═════ Input ═════
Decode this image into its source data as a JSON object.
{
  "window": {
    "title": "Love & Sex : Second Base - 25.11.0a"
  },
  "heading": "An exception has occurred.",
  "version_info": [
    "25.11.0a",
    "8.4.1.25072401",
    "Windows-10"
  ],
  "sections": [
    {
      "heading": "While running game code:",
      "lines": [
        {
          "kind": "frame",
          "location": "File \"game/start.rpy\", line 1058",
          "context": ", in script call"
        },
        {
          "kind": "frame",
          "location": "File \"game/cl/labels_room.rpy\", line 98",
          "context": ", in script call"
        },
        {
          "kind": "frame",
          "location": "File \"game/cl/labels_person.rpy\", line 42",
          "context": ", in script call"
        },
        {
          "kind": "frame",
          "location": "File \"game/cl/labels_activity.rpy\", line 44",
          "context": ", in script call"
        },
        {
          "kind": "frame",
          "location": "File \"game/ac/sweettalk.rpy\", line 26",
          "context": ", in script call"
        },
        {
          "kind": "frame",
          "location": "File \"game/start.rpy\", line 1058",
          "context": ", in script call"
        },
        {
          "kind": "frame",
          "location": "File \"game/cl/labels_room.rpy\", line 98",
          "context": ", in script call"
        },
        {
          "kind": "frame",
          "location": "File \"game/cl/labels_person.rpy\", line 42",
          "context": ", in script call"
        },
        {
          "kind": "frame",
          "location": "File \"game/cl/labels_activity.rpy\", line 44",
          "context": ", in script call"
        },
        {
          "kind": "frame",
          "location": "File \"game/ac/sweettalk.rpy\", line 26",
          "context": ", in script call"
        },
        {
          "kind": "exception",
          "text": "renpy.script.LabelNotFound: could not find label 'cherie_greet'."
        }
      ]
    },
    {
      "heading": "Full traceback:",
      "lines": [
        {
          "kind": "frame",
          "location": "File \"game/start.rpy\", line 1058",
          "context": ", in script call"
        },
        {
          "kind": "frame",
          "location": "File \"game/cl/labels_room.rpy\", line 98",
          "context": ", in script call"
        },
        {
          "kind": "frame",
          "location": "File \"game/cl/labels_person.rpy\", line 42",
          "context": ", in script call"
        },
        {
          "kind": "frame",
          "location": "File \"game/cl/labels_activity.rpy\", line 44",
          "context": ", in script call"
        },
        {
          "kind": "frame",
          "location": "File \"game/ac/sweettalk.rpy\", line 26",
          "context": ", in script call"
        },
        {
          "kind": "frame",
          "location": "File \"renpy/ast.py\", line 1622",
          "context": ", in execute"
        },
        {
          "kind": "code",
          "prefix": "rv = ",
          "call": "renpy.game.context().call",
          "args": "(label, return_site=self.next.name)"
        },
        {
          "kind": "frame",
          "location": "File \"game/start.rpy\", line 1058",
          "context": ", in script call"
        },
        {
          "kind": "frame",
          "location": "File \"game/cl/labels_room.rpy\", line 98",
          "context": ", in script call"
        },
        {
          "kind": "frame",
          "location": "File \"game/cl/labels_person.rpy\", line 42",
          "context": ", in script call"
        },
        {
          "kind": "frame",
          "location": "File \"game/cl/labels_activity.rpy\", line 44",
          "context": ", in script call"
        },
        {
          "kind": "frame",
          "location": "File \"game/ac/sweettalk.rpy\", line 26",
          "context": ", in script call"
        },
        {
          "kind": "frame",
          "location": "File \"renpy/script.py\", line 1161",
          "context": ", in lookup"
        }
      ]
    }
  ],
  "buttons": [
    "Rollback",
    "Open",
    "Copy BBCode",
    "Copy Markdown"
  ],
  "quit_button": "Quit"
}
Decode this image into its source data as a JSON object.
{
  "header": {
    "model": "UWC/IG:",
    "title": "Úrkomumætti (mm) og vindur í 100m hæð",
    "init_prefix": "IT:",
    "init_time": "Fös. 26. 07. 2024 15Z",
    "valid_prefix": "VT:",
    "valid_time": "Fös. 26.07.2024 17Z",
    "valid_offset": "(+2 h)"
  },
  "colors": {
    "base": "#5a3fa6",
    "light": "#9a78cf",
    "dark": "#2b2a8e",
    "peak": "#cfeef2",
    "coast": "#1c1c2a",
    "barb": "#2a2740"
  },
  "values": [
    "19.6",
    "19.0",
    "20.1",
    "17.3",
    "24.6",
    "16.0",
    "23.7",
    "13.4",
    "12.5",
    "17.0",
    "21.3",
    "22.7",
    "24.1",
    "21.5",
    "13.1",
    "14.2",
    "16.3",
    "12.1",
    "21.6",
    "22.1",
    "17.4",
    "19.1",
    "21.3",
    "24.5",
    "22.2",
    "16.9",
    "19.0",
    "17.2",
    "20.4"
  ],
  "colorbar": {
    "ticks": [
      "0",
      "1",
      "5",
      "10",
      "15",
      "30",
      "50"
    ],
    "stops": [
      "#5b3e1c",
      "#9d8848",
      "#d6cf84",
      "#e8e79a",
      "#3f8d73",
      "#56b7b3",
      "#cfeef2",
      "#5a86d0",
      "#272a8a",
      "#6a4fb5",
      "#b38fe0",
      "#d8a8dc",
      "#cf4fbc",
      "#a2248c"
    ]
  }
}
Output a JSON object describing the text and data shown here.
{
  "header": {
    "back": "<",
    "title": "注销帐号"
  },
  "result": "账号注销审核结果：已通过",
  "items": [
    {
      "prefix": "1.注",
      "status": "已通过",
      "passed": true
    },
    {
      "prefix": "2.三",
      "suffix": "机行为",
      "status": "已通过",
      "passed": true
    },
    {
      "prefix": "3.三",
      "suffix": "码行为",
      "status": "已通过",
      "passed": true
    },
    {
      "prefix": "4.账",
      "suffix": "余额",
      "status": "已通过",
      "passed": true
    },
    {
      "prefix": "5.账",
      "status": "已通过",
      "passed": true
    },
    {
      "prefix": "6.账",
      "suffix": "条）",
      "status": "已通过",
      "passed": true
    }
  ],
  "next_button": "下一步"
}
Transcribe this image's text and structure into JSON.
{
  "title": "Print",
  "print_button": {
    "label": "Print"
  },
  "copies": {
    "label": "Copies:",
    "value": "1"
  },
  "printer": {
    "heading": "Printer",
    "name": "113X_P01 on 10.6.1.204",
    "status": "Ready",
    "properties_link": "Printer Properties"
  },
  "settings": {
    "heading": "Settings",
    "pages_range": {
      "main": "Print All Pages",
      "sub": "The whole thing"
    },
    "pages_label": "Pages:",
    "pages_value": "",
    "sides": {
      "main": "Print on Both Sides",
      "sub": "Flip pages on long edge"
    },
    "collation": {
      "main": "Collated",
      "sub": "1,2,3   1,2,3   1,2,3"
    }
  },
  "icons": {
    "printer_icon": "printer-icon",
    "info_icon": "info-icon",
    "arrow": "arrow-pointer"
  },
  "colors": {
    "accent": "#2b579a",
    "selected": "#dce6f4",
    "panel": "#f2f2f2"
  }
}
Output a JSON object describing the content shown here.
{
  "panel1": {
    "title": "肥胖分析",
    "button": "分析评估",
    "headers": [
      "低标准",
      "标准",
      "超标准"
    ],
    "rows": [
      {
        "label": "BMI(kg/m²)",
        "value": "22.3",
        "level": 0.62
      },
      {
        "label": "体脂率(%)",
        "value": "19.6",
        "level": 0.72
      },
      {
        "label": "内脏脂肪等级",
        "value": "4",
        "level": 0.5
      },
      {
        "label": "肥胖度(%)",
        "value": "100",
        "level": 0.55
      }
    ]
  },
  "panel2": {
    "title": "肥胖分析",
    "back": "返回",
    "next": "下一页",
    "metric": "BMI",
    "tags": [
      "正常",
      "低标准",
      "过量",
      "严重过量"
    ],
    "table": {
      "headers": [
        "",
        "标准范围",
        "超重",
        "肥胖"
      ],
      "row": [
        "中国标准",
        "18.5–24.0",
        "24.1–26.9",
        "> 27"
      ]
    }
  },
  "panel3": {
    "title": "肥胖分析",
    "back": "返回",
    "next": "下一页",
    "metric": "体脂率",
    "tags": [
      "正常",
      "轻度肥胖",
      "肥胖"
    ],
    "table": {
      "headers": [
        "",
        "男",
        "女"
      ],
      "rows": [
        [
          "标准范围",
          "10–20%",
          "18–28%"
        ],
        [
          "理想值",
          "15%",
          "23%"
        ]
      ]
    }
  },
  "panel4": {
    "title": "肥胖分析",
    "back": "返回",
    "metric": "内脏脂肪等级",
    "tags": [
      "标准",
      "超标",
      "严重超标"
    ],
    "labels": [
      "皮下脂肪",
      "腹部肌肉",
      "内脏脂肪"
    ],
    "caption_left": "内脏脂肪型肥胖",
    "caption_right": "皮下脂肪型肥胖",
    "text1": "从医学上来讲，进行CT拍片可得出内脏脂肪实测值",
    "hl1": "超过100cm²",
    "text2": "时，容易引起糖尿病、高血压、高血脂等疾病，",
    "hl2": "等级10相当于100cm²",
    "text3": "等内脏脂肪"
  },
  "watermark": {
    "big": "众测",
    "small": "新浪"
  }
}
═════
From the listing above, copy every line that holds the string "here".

Result of this exercise ->
Output a JSON object describing the text and data shown here.
Output a JSON object describing the content shown here.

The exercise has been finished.